This historical crime debut details the life of a white-collar criminal who fled the United States for Venezuela in the early 20th century.
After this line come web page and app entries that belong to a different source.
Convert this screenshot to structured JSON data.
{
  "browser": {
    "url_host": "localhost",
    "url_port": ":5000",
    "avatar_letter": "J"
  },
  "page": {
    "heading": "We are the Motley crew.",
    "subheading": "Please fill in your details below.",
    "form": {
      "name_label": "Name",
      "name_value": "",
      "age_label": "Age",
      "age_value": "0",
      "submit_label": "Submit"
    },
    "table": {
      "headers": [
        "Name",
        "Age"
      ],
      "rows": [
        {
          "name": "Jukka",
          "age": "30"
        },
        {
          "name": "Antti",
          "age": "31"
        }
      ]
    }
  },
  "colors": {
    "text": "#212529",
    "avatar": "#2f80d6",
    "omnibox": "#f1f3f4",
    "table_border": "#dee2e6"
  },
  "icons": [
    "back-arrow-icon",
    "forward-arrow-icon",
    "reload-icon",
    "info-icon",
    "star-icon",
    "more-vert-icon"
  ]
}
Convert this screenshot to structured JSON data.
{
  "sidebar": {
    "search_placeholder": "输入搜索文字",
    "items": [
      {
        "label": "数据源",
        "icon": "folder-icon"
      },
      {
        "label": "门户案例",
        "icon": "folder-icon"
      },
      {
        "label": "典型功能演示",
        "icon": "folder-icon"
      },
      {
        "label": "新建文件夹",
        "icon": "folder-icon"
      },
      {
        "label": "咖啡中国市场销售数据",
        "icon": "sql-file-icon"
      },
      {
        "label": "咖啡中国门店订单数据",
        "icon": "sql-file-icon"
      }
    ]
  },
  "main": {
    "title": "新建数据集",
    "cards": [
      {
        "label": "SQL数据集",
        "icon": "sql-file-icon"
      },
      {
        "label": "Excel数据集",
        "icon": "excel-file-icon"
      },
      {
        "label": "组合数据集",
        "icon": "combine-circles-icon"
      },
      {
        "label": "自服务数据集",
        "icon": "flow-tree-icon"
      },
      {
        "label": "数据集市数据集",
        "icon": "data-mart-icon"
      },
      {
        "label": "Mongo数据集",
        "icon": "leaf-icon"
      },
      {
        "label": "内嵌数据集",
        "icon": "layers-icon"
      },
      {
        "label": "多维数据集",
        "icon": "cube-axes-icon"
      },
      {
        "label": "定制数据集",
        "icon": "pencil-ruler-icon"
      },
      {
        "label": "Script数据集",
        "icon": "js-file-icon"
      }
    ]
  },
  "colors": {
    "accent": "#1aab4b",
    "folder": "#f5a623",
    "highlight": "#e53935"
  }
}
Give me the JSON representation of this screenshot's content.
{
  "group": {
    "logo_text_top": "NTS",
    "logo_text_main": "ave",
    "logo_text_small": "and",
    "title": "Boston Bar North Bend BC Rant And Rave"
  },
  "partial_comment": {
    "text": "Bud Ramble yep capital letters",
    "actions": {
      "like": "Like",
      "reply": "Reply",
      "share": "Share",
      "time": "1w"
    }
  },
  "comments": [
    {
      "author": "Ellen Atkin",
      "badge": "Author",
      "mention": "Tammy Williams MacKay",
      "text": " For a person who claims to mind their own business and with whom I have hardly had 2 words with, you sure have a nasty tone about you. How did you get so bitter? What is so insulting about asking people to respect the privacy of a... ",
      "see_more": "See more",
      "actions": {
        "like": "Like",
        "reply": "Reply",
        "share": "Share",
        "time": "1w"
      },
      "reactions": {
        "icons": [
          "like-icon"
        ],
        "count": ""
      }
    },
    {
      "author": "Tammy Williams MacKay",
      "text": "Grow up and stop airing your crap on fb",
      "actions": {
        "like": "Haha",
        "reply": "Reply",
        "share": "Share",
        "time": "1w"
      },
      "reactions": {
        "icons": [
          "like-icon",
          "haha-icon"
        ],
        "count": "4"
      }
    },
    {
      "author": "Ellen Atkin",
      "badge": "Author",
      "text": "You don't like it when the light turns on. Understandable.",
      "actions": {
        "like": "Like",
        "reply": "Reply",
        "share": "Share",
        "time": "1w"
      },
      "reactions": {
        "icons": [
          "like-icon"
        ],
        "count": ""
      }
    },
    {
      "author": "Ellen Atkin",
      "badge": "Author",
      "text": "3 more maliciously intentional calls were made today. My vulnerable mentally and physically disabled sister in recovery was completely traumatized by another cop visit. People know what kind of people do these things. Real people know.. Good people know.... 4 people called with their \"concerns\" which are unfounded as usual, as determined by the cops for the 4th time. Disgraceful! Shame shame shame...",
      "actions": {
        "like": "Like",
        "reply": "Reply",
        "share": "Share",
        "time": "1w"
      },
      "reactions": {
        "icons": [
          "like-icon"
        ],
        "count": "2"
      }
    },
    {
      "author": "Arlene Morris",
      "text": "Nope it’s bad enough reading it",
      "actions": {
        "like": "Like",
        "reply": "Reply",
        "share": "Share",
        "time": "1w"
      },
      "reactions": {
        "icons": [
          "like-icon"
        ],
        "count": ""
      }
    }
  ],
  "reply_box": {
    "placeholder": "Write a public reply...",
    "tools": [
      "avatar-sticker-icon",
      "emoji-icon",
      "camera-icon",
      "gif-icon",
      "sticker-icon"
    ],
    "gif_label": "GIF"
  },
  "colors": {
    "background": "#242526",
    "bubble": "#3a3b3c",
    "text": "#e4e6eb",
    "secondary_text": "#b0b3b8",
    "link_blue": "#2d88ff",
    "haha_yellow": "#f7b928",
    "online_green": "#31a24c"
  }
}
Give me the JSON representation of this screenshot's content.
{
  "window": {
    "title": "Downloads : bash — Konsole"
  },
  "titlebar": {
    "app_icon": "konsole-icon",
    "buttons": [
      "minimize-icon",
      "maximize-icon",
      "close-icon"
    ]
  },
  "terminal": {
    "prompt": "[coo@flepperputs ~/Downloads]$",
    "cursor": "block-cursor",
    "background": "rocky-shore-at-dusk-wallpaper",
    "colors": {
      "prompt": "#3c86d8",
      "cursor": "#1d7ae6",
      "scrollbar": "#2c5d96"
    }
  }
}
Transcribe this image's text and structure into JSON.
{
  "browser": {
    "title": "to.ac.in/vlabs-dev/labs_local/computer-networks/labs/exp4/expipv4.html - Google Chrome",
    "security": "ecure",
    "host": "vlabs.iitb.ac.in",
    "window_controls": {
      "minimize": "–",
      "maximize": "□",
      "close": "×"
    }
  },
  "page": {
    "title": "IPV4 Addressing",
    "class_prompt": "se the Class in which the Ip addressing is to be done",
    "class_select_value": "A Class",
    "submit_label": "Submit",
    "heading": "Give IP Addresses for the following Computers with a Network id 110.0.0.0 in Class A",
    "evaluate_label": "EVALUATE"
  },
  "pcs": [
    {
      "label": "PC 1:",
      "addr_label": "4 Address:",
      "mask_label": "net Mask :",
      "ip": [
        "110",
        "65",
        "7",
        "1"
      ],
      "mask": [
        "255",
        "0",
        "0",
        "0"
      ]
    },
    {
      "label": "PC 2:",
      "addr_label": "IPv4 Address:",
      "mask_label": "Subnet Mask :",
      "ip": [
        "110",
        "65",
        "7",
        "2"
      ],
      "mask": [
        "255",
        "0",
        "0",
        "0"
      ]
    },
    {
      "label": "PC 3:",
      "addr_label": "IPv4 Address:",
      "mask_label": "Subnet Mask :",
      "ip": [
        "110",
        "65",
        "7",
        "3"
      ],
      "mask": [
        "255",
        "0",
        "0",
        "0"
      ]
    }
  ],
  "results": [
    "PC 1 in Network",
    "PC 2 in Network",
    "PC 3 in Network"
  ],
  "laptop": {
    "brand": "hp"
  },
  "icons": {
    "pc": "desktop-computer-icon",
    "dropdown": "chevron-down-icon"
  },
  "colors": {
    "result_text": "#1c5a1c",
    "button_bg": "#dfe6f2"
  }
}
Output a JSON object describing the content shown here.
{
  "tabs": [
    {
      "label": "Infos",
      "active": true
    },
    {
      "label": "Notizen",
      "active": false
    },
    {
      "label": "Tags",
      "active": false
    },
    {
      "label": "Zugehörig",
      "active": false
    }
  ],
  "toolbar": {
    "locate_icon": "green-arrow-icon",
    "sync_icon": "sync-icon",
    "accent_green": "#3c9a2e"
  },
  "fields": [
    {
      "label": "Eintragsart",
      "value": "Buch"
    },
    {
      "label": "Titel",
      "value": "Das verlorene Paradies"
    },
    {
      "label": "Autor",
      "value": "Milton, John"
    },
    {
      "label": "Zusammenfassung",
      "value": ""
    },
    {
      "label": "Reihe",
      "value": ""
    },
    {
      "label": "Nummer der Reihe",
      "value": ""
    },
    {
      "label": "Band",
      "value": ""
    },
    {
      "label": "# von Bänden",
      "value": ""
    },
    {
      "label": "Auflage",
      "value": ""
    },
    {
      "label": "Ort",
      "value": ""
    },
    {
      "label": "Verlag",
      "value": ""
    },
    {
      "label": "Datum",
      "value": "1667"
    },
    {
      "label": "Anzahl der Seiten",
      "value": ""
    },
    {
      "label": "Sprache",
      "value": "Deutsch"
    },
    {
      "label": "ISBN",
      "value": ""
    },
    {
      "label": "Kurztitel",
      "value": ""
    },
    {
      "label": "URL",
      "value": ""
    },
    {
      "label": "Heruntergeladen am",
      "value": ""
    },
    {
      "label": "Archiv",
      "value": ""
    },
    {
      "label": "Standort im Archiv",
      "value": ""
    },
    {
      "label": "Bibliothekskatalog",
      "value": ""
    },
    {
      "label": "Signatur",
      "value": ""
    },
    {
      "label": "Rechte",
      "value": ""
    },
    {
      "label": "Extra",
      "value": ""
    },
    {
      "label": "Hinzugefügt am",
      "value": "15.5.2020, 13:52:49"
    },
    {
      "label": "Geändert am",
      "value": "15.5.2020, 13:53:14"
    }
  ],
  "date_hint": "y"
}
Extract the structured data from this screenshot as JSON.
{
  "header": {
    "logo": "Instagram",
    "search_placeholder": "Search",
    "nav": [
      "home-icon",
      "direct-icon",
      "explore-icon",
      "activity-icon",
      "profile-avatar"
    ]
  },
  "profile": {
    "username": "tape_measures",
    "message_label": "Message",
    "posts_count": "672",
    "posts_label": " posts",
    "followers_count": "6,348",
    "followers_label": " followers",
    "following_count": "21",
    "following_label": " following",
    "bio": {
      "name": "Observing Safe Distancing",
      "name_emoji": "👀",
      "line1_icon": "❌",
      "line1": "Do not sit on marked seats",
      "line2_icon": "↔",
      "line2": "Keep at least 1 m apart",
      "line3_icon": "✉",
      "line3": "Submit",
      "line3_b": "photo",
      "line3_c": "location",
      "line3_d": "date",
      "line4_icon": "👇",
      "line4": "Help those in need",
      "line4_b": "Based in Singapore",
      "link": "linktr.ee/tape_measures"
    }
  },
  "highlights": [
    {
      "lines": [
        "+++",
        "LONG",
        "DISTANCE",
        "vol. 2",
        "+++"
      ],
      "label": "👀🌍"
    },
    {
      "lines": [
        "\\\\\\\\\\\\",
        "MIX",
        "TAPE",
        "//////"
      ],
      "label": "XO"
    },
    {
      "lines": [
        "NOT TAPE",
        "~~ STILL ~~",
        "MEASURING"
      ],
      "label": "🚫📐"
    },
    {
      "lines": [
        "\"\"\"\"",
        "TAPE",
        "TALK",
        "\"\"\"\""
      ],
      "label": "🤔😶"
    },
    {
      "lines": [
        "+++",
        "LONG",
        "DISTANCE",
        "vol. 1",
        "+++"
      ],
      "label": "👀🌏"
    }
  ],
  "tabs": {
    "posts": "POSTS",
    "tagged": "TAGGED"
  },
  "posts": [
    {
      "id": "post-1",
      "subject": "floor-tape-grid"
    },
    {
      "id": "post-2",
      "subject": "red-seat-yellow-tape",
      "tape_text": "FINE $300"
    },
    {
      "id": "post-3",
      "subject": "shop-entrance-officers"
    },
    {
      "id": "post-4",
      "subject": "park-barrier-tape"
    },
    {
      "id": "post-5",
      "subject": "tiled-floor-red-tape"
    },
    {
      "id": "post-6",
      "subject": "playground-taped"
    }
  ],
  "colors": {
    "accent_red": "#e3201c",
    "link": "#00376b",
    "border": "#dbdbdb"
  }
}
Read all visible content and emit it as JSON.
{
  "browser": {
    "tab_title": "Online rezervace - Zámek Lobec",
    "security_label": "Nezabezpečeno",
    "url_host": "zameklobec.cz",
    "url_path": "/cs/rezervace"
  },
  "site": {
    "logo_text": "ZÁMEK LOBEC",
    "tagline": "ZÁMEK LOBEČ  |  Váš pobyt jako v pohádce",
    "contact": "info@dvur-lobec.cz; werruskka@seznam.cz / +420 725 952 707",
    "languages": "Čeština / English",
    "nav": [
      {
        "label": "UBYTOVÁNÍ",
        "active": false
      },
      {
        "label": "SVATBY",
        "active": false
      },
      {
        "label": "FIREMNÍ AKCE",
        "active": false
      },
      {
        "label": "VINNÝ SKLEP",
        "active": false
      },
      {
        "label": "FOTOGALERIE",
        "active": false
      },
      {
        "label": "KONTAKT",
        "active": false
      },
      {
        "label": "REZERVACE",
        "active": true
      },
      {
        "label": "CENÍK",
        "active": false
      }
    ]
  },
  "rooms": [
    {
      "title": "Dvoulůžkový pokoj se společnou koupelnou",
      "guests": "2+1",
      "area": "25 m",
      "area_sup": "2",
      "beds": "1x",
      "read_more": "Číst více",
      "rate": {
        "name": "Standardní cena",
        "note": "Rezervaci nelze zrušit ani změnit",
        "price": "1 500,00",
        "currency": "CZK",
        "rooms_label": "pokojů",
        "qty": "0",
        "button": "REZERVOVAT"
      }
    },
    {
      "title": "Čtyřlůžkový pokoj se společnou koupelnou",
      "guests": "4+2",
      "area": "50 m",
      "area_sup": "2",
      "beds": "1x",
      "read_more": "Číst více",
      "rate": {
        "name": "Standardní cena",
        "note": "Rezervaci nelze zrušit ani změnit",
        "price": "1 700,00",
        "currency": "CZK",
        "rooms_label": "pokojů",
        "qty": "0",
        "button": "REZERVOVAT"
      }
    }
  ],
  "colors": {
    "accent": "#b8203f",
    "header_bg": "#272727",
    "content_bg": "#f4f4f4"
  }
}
Civic leader and family man Henry Sanger Snow, from the Brooklyn Heights neighborhood of New York, was 51 years old in 1908, the year he lost his job as treasurer of the New York and New Jersey Telephone Company. Newspapers quickly began reporting that his wife and children were now financially compromised, primarily because police learned that Snow had been embezzling thousands of dollars from his company for years. Snow instructed his family and friends to convince investigators he’d soon surrender; he fled the country instead. He arrived in Venezuela, where he used the name Cyrus N. Clark to establish himself. An energetic liar and manipulator, he eventually procured for himself the position of vice consul and deputy consul in Caracas. Throughout World War I, he used the post to cause mayhem for his superiors, Thomas Voetter and Preston McGoodwin, all while ingratiating himself to the nation’s cruel dictator, Gen. Juan Vicente Gómez. In 1918, Clark became the sales manager for the Caribbean Petroleum Co. He spent the postwar years comfortably, even starting a new family while his American loved ones fell from their once-lofty place in society, missing both financial and emotional security. Veteran journalist Brandt follows Snow/Clark’s tracks in great depth through most of the 37 years he avoided justice. This window onto the early 20th century is wonderfully clear, bolstered by exuberant research. With minimal editorializing, Brandt offers the portrait of a narcissist who “spent his life charming people, winning them over, and making them accept whatever he said.” Brandt quotes from four diaries Snow left to his children, as well as government documents; with tremendous gall, Snow upbraided Voetter for firing him by saying “double-dealing, insincerity...and injustice will surely recoil upon the man who adopts them!” Also included are black-and-white photos. Tellingly, one with Snow and his children has been ripped in half.
A classically riveting crime tale, all the more fascinating for being true.